Cold War radio relic signs off for last time
23 March 2006, PALS — A controlled explosion destroyed a complex of 13 radio antennas installed by the United States in 1955 to beam programmes to the former Soviet Union during the Cold War.
23 March 2006
PALS — A controlled explosion destroyed a complex of 13 radio antennas installed by the United States in 1955 to beam programmes to the former Soviet Union during the Cold War.
From a beach in Catalonia, those antennas - seven of them standing 165 meters (541 feet) tall and the rest just under half that size - relayed the signals of Radio Liberty.
Between 1955 and 2001, the Pals complex carried millions of news and opinion programmes that opened with the phrase "Govorit Radio Svoboda" (Radio Liberty Speaks).
The idea of building what was one of the most powerful broadcasting arrays operating in Europe in the second half of the 20th century emerged from the U.S. government-funded American Committee for the Liberation of the Peoples of Russia.
The committee settled on the shoreline of this medieval village - then a farming community of some 500 residents - because it was far from a built-up or wooded area and close to the sea, a good reflector for shortwave-radio signals.
The U.S. government paid about EUR 41,436 to buy the 333,500 square meters (82 acres) where the antennas were put up.
Locals like to claim that former Soviet president Mikhail Gorbachev was able to keep abreast of events during the abortive 1991 coup against his government by listening to Radio Liberty transmissions from Pals.

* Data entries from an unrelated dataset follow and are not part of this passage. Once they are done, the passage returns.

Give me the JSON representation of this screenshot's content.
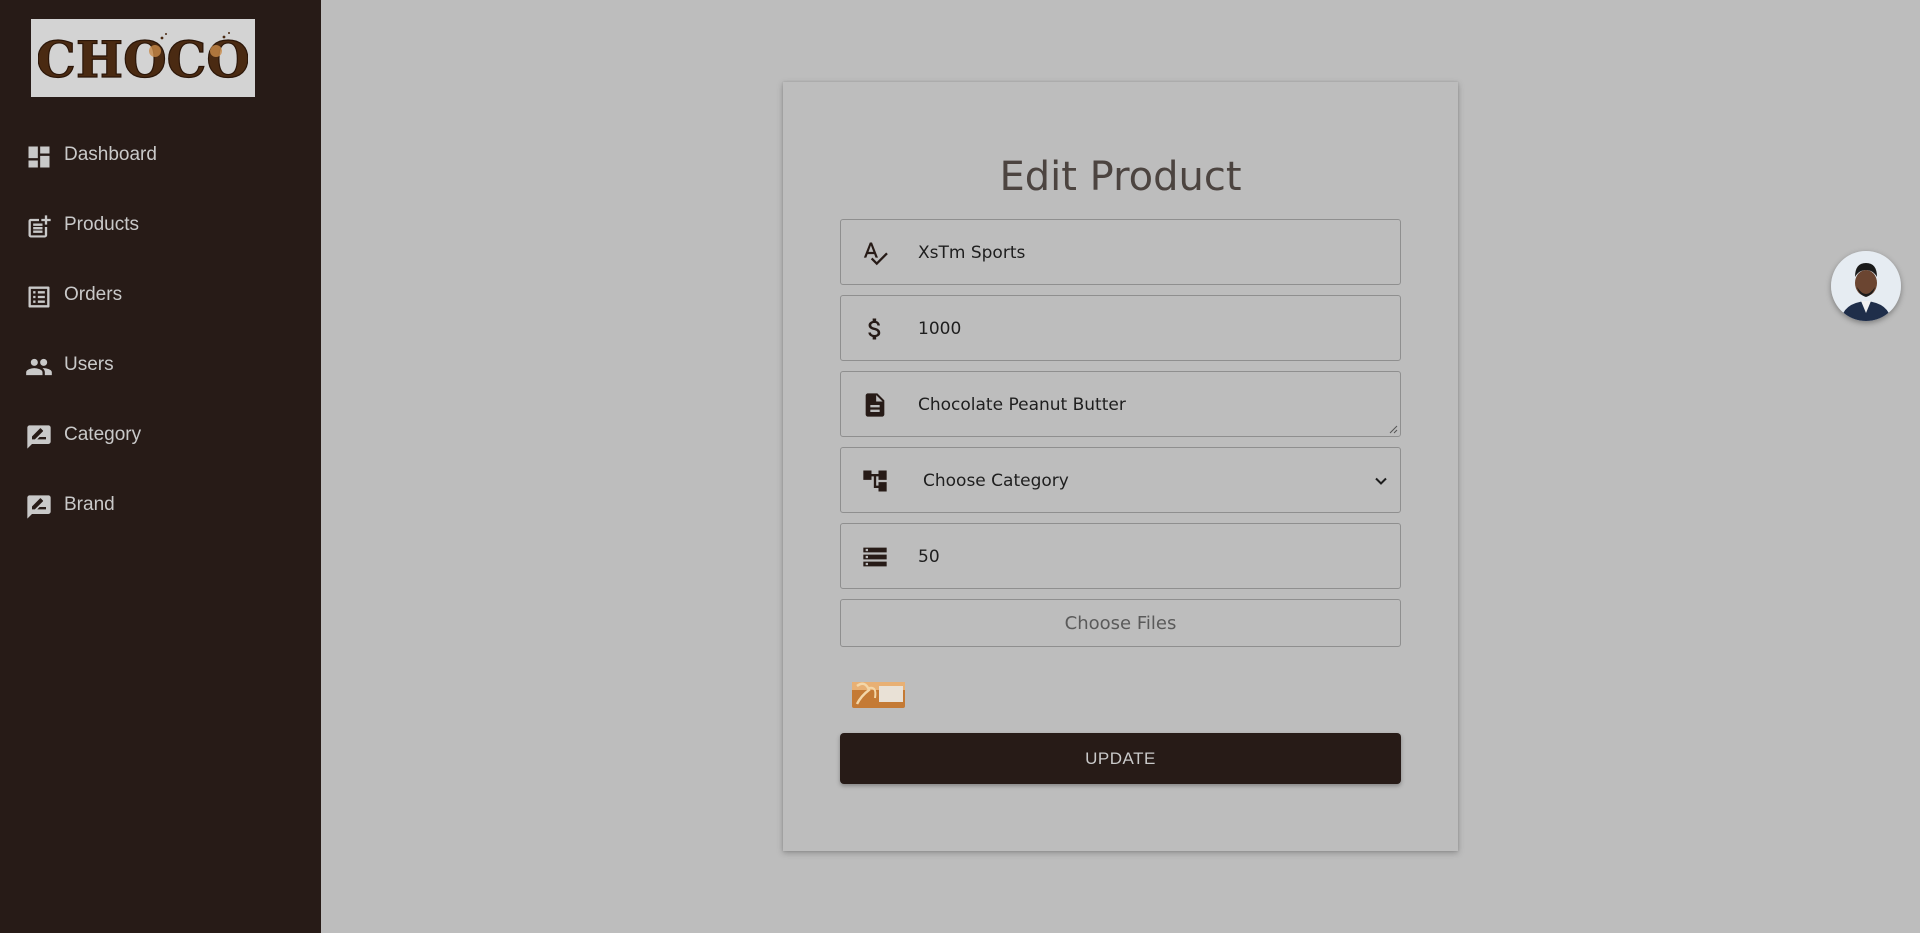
{
  "brand": {
    "logo_text": "CHOCO",
    "logo_color": "#4a2a12"
  },
  "sidebar": {
    "items": [
      {
        "label": "Dashboard",
        "icon": "dashboard-icon"
      },
      {
        "label": "Products",
        "icon": "post-add-icon"
      },
      {
        "label": "Orders",
        "icon": "list-alt-icon"
      },
      {
        "label": "Users",
        "icon": "people-icon"
      },
      {
        "label": "Category",
        "icon": "rate-review-icon"
      },
      {
        "label": "Brand",
        "icon": "rate-review-icon"
      }
    ]
  },
  "form": {
    "title": "Edit Product",
    "name_value": "XsTm Sports",
    "price_value": "1000",
    "description_value": "Chocolate Peanut Butter",
    "category_selected": "Choose Category",
    "stock_value": "50",
    "file_button_label": "Choose Files",
    "submit_label": "UPDATE"
  },
  "colors": {
    "sidebar_bg": "#271b17",
    "page_bg": "#bdbdbd",
    "button_bg": "#271b17"
  }
}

Radio Liberty, whose studios were in west-central Germany, was merged in 1973 with Munich-based Radio Free Europe. In 1995, the combined station relocated to Prague.
[Copyright EFE with Expatica]
Subject: Spanish news